As a founder you need to decide which path is best for you, your personal wealth goals, the ambition of the company, and the scalability of your business model. Once that decision is made you can secure financing and people that match your strategy (i.e. VC’s are good partners for the high risk IPO play but generally a bad choice for value based exit strategies). Picking the wrong partners early on can completely derail your company. For example, raising a VC round of with significant liquidation preference will make a lot of value based exit scenarios impractical and push you towards a high risk IPO strategy.
Tip 3: Don’t wait to manage your Intellectual Property (IP).
We’ve said a lot about this on our blog already, but as a technology entrepreneur your IP management can make or break the saleability of your business. Are you actively protecting your IP? Ensure your company IP relationships with other parties are well carved out early on.

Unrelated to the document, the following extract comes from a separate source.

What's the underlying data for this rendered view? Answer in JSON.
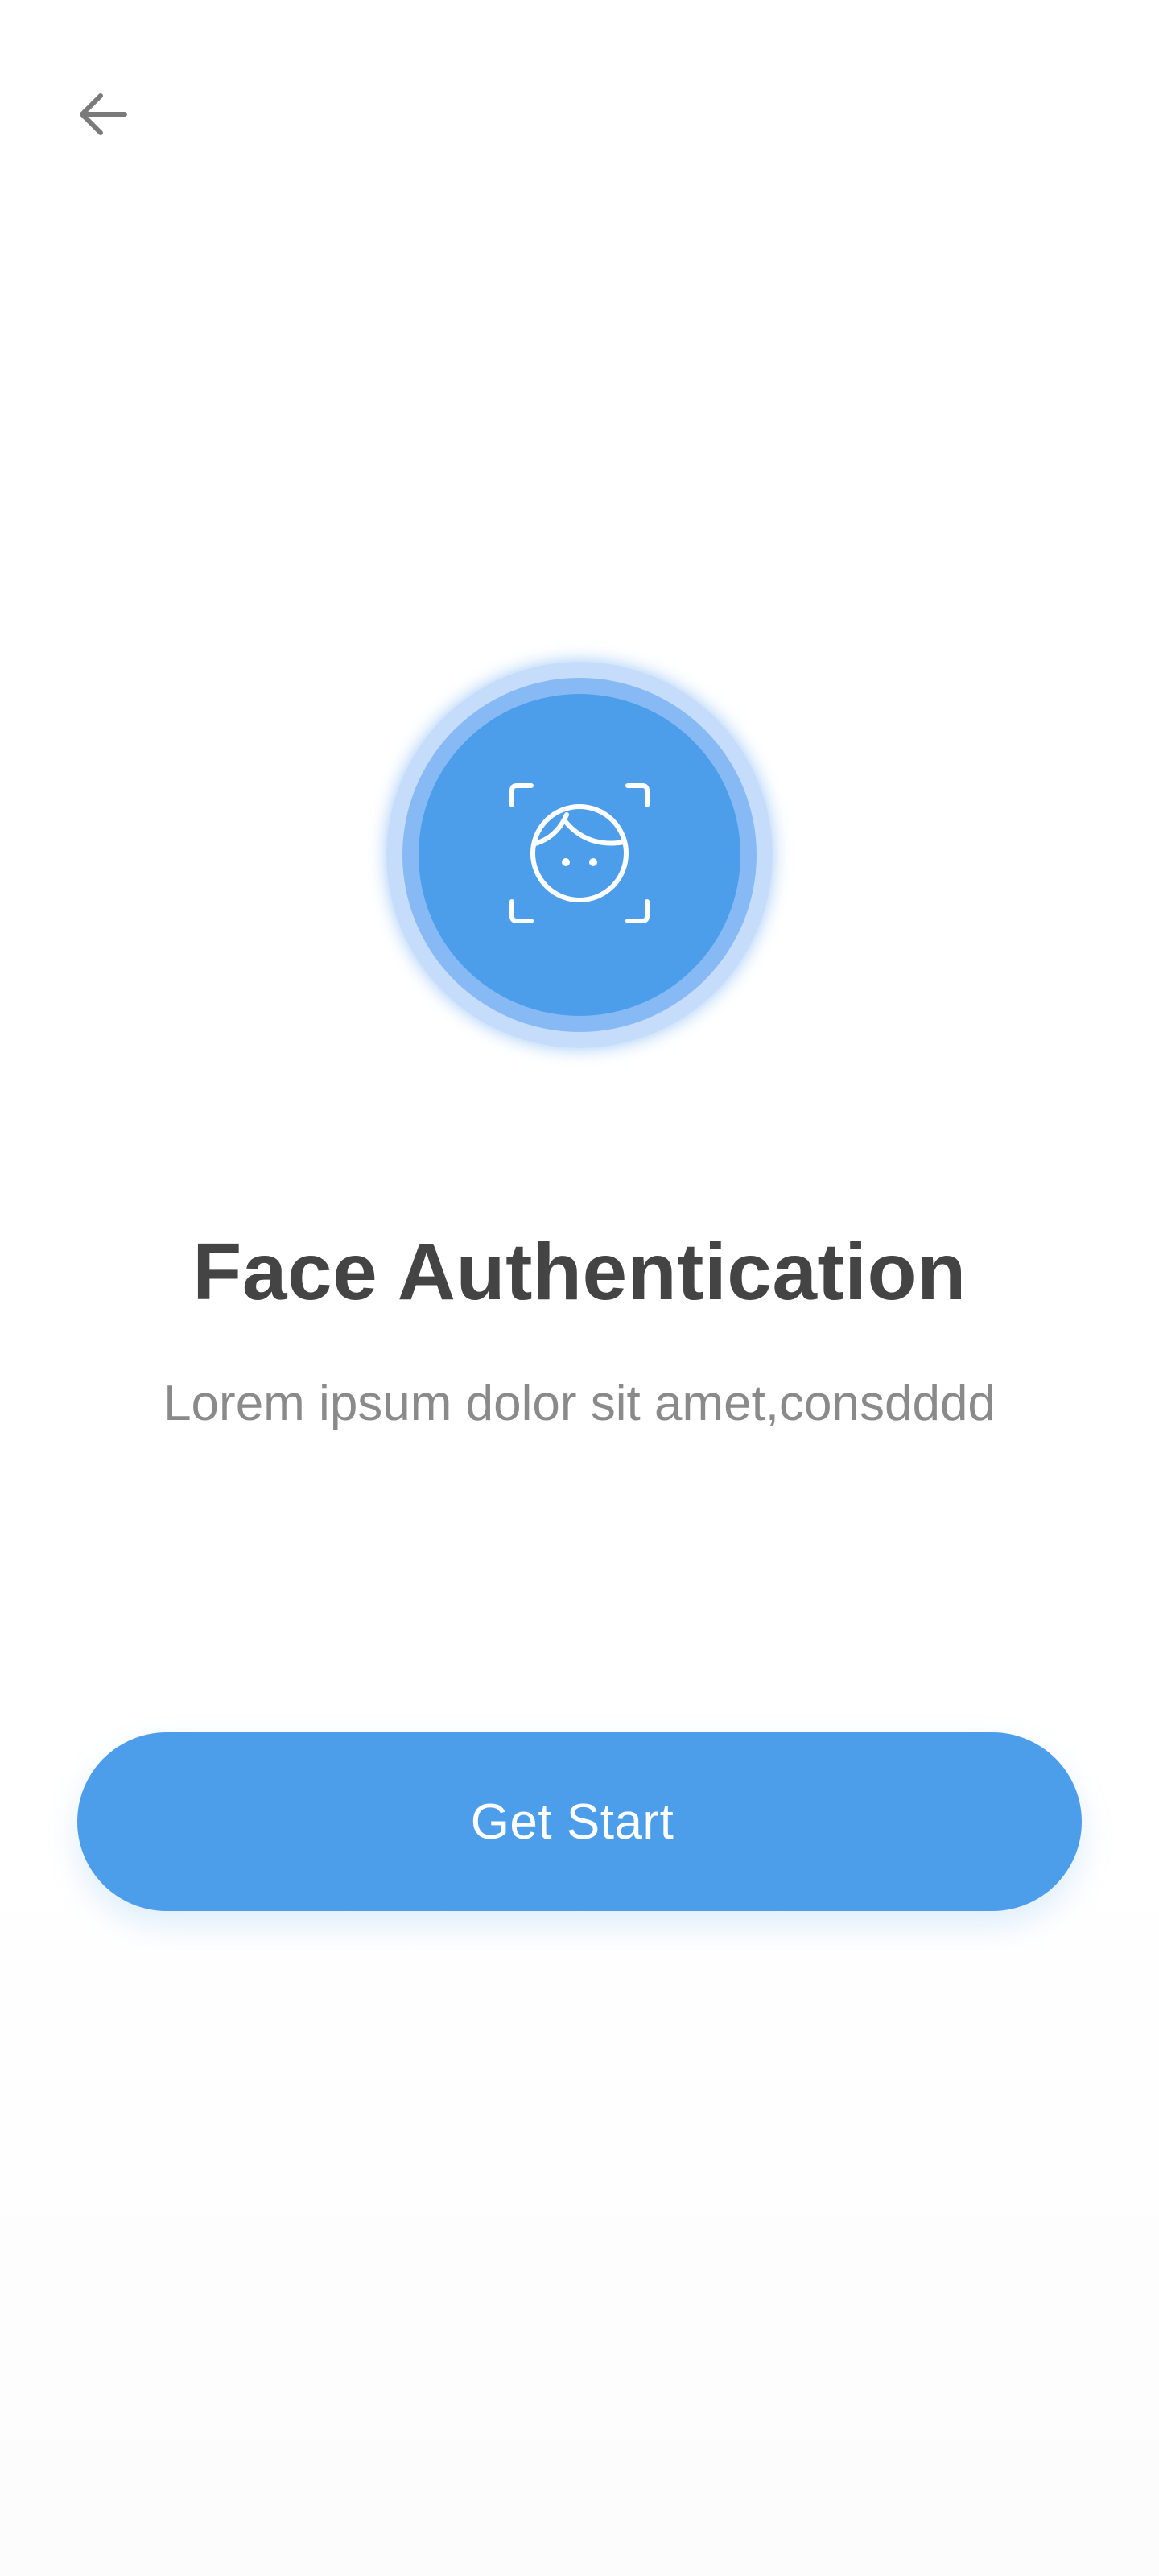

Tip 4: Master your Sales Funnel.
If you have no idea how much you can earn in the next few quarters and cannot backup your sales forecasts with a credible sales funnel, your business sale may be in jeopardy*. Can you forecast how many sales your company will earn by allocating a specific marketing budget? Future buyers will ask about this, so make sure you have a great story!
For the few lucky start-ups with products and services achieving high revenues, invest some effort in a decent CRM system early on. Well documented sales efforts not only track historical activities, but will also support you during an acquisition negotiation to address new sales growth scenarios (geographical, new market segments, price sensitivity, etc…), potentially earning you a higher exit value.
Note (*) this, of course, does not apply to start-ups trying to sell company pre-revenue i.e. only selling IP
Tip 5: Engage in Productive Joint-Ventures and Partnerships.
A good exit strategy dictates that you are actively engaged with other market players and become part of an ecosystem. Your business typically expands not only through direct sales but also through productive joint ventures and partnering relationships (OEM, Distribution, Licensing, etc…). Who else is doing development in your area? What opportunities are there for mutually beneficial business relationships or geographical expansions? Strong healthy relationships and dependencies are carefully firewalled from each other and from your IP ownership so that they do not become liabilities.
Tip 6: Develop a Strong Advisory Board.
A good advisory board not only gives you strong advice but also gives you more credibility in the eyes of an acquirer. Your advisory board should extend your reach into the market’s ecosystem through board member connections. Invest some effort into identifying suitable advisory members with strong market relationships and managing their relationship with your company. An advisory board should meet at least once a year, (preferably more) and be compensated, typically in equity.
Tip 7: Legal MATTERS!
A business goes beyond technology and intellectual property. It consists of people, customers, suppliers and a mesh of complex relationships. Make sure your relationships with different stakeholders are well and clearly managed. An acquirer wants to buy a running business and maximize their profit. They do not want to buy liabilities, problems, struggling shareholders, or “potential risks and time bombs.” Scrutinize all term sheets, by-laws, and management rights documents. Are you setup correctly to provide acquirers with an easy to transfer, legally hassle-free package? Consider also the location of that asset, applicable laws, taxes and R&D government credits.
The above will also make it easier to raise future financing and scale your business, so even the entrepreneurs who just want to “build a big business” should consider executing well on the above tips!
A Final Word
Good entrepreneurship is about focusing with limited resources on the few things that matter. The ultimate sale of the company is definitely worth your, and your team’s attention. Company sale should be at the core of your efforts, not considered an extravagant extra!